The Danish cartoons
While there was likely no relationship between the “resolutions of protest” and the 1925 riots in India, the same cannot be said for the confrontations over the so-called “Danish cartoons.” On September 30, 2005, Jyllands-Posten published 12 cartoons depicting the Prophet Mohammed, presenting them as a response to the perceived self-censorship of artists afraid of offending religious communities, particularly Moslems, many of whom object to visual representations of the prophet. As expected, the cartoons attracted controversy, and the controversy attracted interest. Soon, they had been reprinted by outlets worldwide, including Charlie Hebdo, and some of the protests turned violent.
Nearly a decade later, the shadow of the Danish cartoons still lingers.
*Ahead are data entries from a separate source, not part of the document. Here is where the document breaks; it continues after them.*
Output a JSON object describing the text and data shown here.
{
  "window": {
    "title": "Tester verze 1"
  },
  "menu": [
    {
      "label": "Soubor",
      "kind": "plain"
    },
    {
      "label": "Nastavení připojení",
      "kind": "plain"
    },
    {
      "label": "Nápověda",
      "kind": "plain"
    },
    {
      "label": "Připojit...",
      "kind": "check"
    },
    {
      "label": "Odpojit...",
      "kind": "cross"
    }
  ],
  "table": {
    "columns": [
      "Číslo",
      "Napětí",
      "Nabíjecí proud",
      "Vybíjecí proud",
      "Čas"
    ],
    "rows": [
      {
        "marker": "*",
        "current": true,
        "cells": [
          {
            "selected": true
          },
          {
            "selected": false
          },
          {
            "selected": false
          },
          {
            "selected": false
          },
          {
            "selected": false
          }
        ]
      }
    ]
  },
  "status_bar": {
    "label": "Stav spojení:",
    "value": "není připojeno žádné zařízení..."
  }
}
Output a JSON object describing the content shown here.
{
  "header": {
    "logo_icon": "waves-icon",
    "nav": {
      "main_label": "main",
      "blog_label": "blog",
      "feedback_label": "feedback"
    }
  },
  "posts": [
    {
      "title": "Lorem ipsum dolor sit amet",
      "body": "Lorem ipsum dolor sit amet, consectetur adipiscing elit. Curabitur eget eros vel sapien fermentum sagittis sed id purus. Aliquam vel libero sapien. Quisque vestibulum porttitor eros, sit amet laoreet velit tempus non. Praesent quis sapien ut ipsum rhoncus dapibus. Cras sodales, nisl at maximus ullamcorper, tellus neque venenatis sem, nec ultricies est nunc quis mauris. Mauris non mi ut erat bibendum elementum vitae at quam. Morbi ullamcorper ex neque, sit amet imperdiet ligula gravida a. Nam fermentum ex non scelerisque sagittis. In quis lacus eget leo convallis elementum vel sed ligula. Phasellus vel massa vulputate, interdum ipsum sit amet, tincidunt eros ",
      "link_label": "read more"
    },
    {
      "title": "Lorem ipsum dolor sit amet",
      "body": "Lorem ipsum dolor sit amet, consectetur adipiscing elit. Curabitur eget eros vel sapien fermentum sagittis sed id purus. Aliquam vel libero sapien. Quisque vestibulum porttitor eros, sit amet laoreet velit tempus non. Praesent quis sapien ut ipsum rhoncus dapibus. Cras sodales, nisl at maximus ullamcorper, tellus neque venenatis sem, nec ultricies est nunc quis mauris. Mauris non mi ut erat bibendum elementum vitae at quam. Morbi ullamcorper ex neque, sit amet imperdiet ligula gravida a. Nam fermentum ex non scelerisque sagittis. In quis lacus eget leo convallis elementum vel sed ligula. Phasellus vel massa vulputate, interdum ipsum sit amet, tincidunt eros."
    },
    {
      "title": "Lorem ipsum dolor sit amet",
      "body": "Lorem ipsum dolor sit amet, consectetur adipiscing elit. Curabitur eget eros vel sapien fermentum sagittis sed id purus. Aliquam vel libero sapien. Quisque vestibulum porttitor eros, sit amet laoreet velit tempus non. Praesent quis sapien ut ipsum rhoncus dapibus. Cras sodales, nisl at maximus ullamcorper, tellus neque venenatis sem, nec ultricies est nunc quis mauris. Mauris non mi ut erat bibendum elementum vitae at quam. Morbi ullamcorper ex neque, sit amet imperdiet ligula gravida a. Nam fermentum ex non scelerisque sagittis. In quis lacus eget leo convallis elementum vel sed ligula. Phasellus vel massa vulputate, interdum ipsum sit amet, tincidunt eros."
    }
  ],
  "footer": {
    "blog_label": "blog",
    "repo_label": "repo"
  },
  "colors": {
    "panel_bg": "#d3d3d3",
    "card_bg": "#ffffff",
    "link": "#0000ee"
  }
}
They have been linked with several terrorist plots against European targets, and figure prominently in discussions about last week’s attacks in Paris.
Cartoons in the age of globalization
While Charlie Hebdo editor Charb defended his magazine’s depictions of the prophet as an exercise in free speech, and Flemming Rose, the editor of Jyallands-Posten, has insisted that his newspaper would not have published the cartoons if it did not consider Danish Moslems full members of Danish society, many other observers have criticized them as symptomatic of the discrimination that Moslems face worldwide. One of the gunmen’s associates, Amedy Coulibaly, who was fatally shot by the police after taking more than a dozen hostages at a kosher grocery store, left behind a video in which he said, “What we are in the process of doing is completely legitimate considering what they do… It has been completely deserved for a long time.”
Before the brutal attacks, Charlie Hebdo‘s printed magazine had a circulation of 30,000 per week. This week’s print run will be around five million copies. Its website, of course, has a potentially global reach. As the Internet continues to penetrate the globe, satirical political and religious cartoons will only spread farther.
Never before have we had the power to reach this many people. That power, of course, is a double-edged sword. Technology may be bringing ideas to the masses, but whose ideas? And when the audience includes the “bad guys,” intent on using violence to express their opposition to certain ideas, we see the dangerous side of “reach.”
Chia Evers is a writer and researcher living in Cambridge, Mass.